◆ **WHAT THIS TASK INVOLVES**:
Return each line of the records below in which the string "Demand" turns up.

..............................

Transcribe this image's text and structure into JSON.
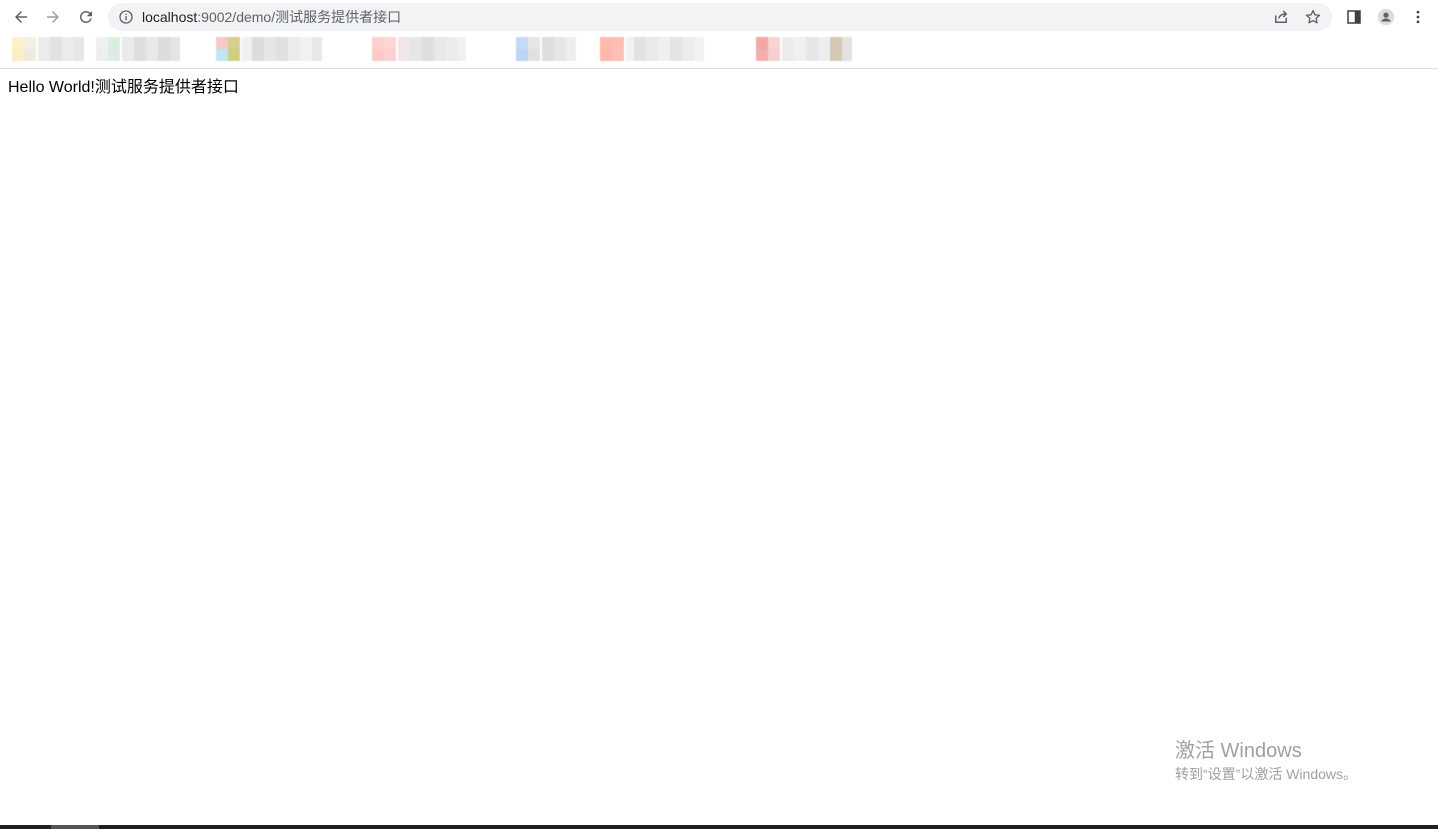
{
  "browser": {
    "url_host": "localhost",
    "url_path": ":9002/demo/测试服务提供者接口",
    "icons": {
      "back": "arrow-left-icon",
      "forward": "arrow-right-icon",
      "reload": "reload-icon",
      "info": "info-icon",
      "share": "share-icon",
      "bookmark_star": "star-icon",
      "side_panel": "side-panel-icon",
      "profile": "profile-icon",
      "menu": "kebab-menu-icon"
    },
    "colors": {
      "omnibox_bg": "#f1f3f4",
      "icon": "#5f6368",
      "icon_disabled": "#9aa0a6"
    }
  },
  "page": {
    "body_text": "Hello World!测试服务提供者接口"
  },
  "watermark": {
    "title": "激活 Windows",
    "subtitle": "转到“设置”以激活 Windows。"
  }
}
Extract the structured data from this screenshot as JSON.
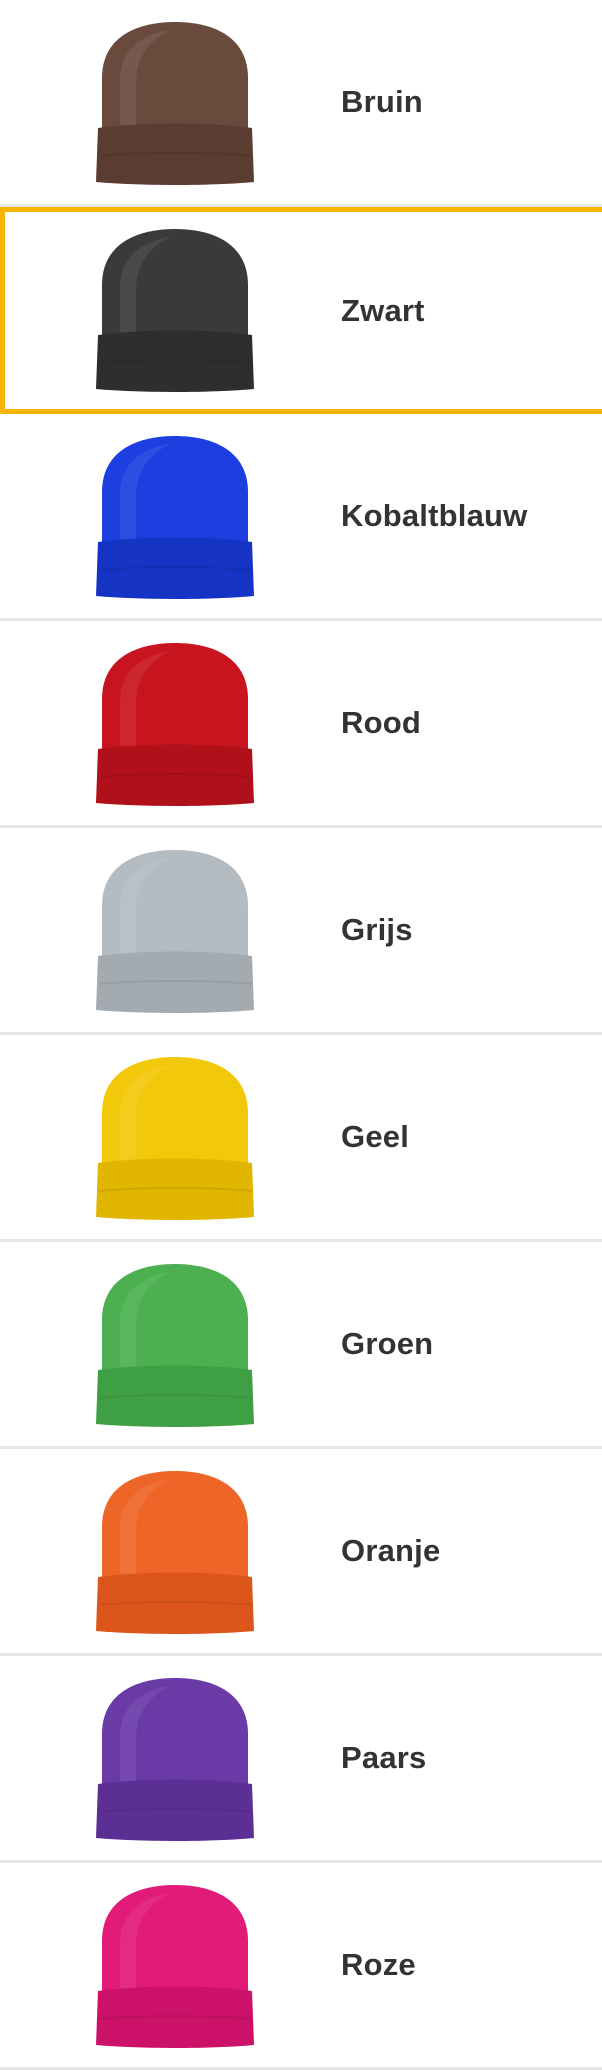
{
  "selected_index": 1,
  "colors": [
    {
      "label": "Bruin",
      "hex": "#6b4a3e",
      "shade": "#5a3c31",
      "icon": "beanie-brown-icon"
    },
    {
      "label": "Zwart",
      "hex": "#3a3a3d",
      "shade": "#2e2e31",
      "icon": "beanie-black-icon"
    },
    {
      "label": "Kobaltblauw",
      "hex": "#1d3fe0",
      "shade": "#1634c4",
      "icon": "beanie-cobalt-blue-icon"
    },
    {
      "label": "Rood",
      "hex": "#c8141f",
      "shade": "#b01019",
      "icon": "beanie-red-icon"
    },
    {
      "label": "Grijs",
      "hex": "#b4bcc2",
      "shade": "#a3abb1",
      "icon": "beanie-grey-icon"
    },
    {
      "label": "Geel",
      "hex": "#f2c80a",
      "shade": "#e0b600",
      "icon": "beanie-yellow-icon"
    },
    {
      "label": "Groen",
      "hex": "#4cb050",
      "shade": "#3f9f44",
      "icon": "beanie-green-icon"
    },
    {
      "label": "Oranje",
      "hex": "#ee6528",
      "shade": "#dc561c",
      "icon": "beanie-orange-icon"
    },
    {
      "label": "Paars",
      "hex": "#6a3aa6",
      "shade": "#5b2f94",
      "icon": "beanie-purple-icon"
    },
    {
      "label": "Roze",
      "hex": "#e21a78",
      "shade": "#cc1268",
      "icon": "beanie-pink-icon"
    }
  ]
}
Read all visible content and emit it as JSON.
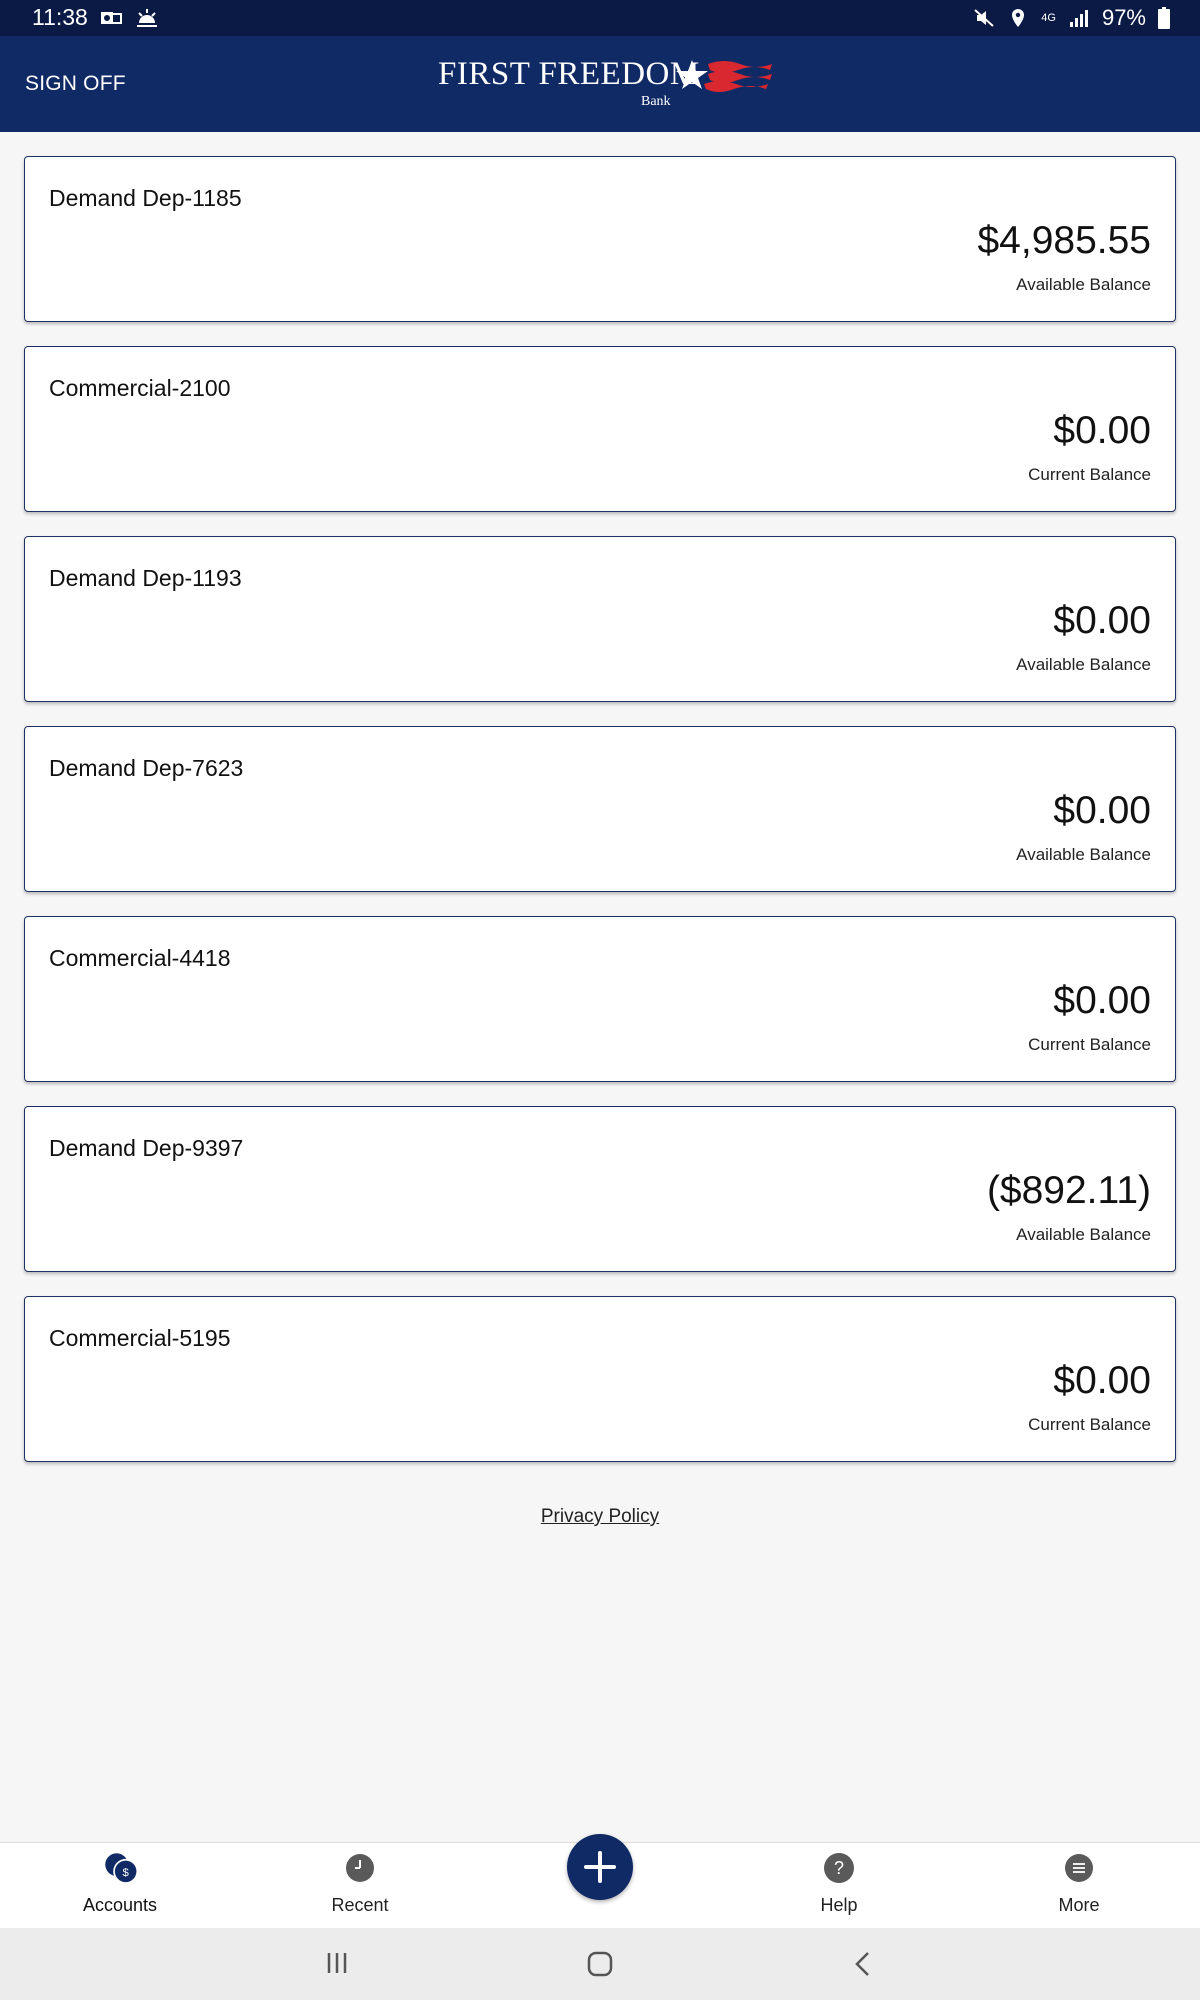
{
  "status_bar": {
    "time": "11:38",
    "network": "4G",
    "battery": "97%",
    "icons": [
      "outlook-icon",
      "weather-icon",
      "mute-icon",
      "location-icon",
      "signal-icon",
      "battery-icon"
    ]
  },
  "header": {
    "sign_off": "SIGN OFF",
    "logo_text": "FIRST FREEDOM",
    "logo_sub": "Bank",
    "brand_color": "#102a65"
  },
  "accounts": [
    {
      "name": "Demand Dep-1185",
      "amount": "$4,985.55",
      "label": "Available Balance"
    },
    {
      "name": "Commercial-2100",
      "amount": "$0.00",
      "label": "Current Balance"
    },
    {
      "name": "Demand Dep-1193",
      "amount": "$0.00",
      "label": "Available Balance"
    },
    {
      "name": "Demand Dep-7623",
      "amount": "$0.00",
      "label": "Available Balance"
    },
    {
      "name": "Commercial-4418",
      "amount": "$0.00",
      "label": "Current Balance"
    },
    {
      "name": "Demand Dep-9397",
      "amount": "($892.11)",
      "label": "Available Balance"
    },
    {
      "name": "Commercial-5195",
      "amount": "$0.00",
      "label": "Current Balance"
    }
  ],
  "footer": {
    "privacy_policy": "Privacy Policy"
  },
  "bottom_nav": {
    "accounts": "Accounts",
    "recent": "Recent",
    "help": "Help",
    "more": "More",
    "help_glyph": "?"
  }
}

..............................

◆ **REPLY**:
      "name": "Demand Dep-1185",
      "name": "Demand Dep-1193",
      "name": "Demand Dep-7623",
      "name": "Demand Dep-9397",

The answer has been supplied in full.